I’m not surprised, and I’m not saddened. I have read far too often that rejection is the most common bedfellow of the early writer. Conveniently, I seem to have internalised that straightforwardly enough – but I think I’ve always been oddly good at this: somehow mildy impervious to rejections from Oxford and UCL, much to the annoyance of my then lady.

There’s nothing more that can be done, so onwards.

Two paths beckon.

The first is the most simple. Keep on writing, keep on sending. Rejection slips are proof that work is getting finished and read. A readership of one is better than an unfinished manuscript, and I’d be more arrogant that I’d humbly admit if I expected 100% of my readers to enjoy my work. To that end, I need to finalise “Phage” and I need to actually write that steampunk Macbeth.

The second is a forked path, and where my dilemma lies: I could send “The Trees” and “Not a Bedtime Story” to another market and hope for publication and success. (I’ve been told by people whose readerly opinion I trust that they are of publishable quality, even if they’ve yet to be sold.) Or, I could save time submitting to markets that I’d need to find and spend that on new creation. Really that makes the most sense.

So what to do with these finished stories? I’m loath to let them rot in a digital fortress until they gain sentience and lose sanity. I don’t want to self-publish them, because I’d have to spend creativity time on making a good looking e-product. I had thought of combining a few of my similarly mythosed stories together. I still may.

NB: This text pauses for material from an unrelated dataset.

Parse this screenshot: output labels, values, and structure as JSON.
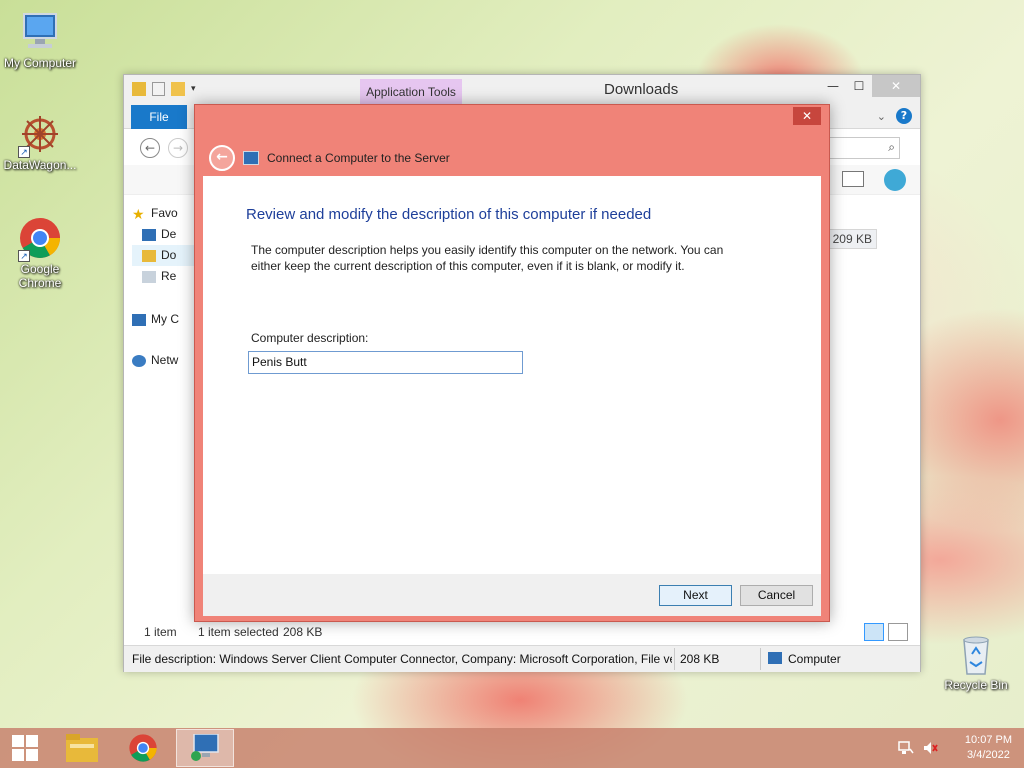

The most likely option is to give them away, but the precise howness I have yet to decide. Really I ought to use the opportunity to gain a proper mailing list like Writing Magazine keeps telling me I should. That would require the software and the investment in actually writing a newsletter of sorts beyond the intermittance here. Is it worth it? Or shall I polish them into simple PDFs, put the download links here and elsewhere, with the links back to the site and the suggestion that people pass the e-papers onwards?

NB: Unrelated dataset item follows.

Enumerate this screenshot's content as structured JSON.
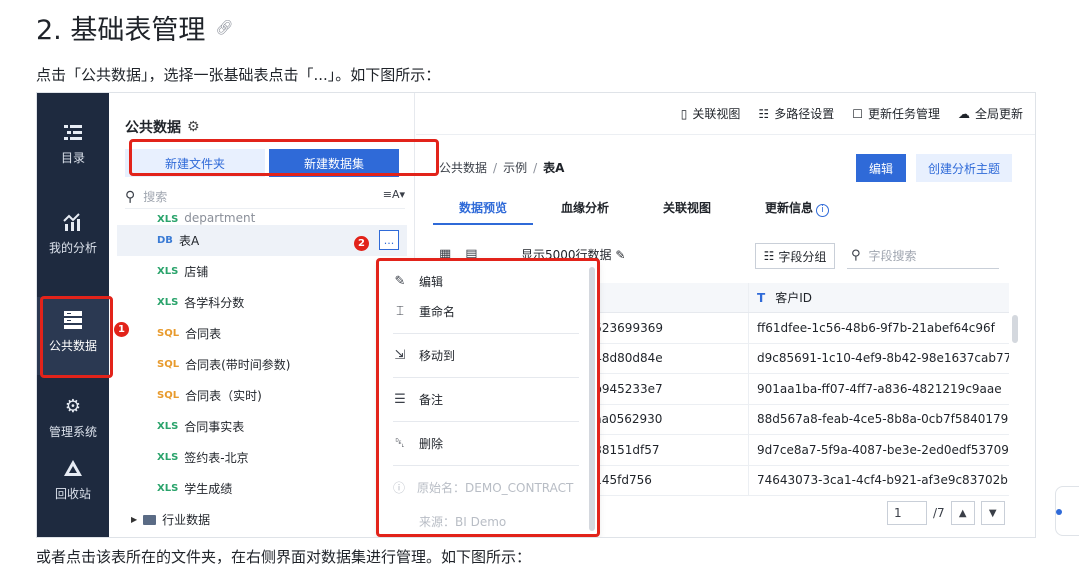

Either way, onwards.

Rejection, onwards!

Steampunk Can(n)on, Fire!

Most importantly, you should read this entry whilst listening to this.

It could be as a form of procrastination, but I often buy Writing Magazine. Recently, they’ve started putting Writer’s News in the middle of it, and until very recently I had always ignored it.

That’s changed.

In this month’s edition, I came across this call for submissions, and became worryingly excited and excitable.

I’ve been toying for a long while with the concept of the discovered text – specifically discovering a manuscript of Charles Dickens or Thomas Hardy that tells a tale of steampunk (if you’re unfamiliar with the term, I’d really recommend reading at least a bit of the definition). The concept of retooling Shakespeare into the genre massively interests me.

Unfortunately, I’m not as versed in the genre as perhaps I should be. It’s always been something I’ve been interested in, although I’ve always read more of cyberpunk. Most of my conscious understanding of the genre comes from games and films (and these are a bit off, as those who understand this title’s reference will comprehend).

That being said, I am highly familiar with Victorian fiction, and the work of H.G. Wells is of particular interest to me. Really ought to read more Verne, mind.

In order to more fully understand the canon, I am reading through Extraordinary Engines, which is giving me some more tropes of the genre. Otherwise, I imagine I’ll head back to my formal training in English – and draw on Victorian literature and my study and tutelage of The Scottish Play.

The archaicism I might handle with ease.

I’m doing Macbeth.

Steampunk Can(n)on, Fire!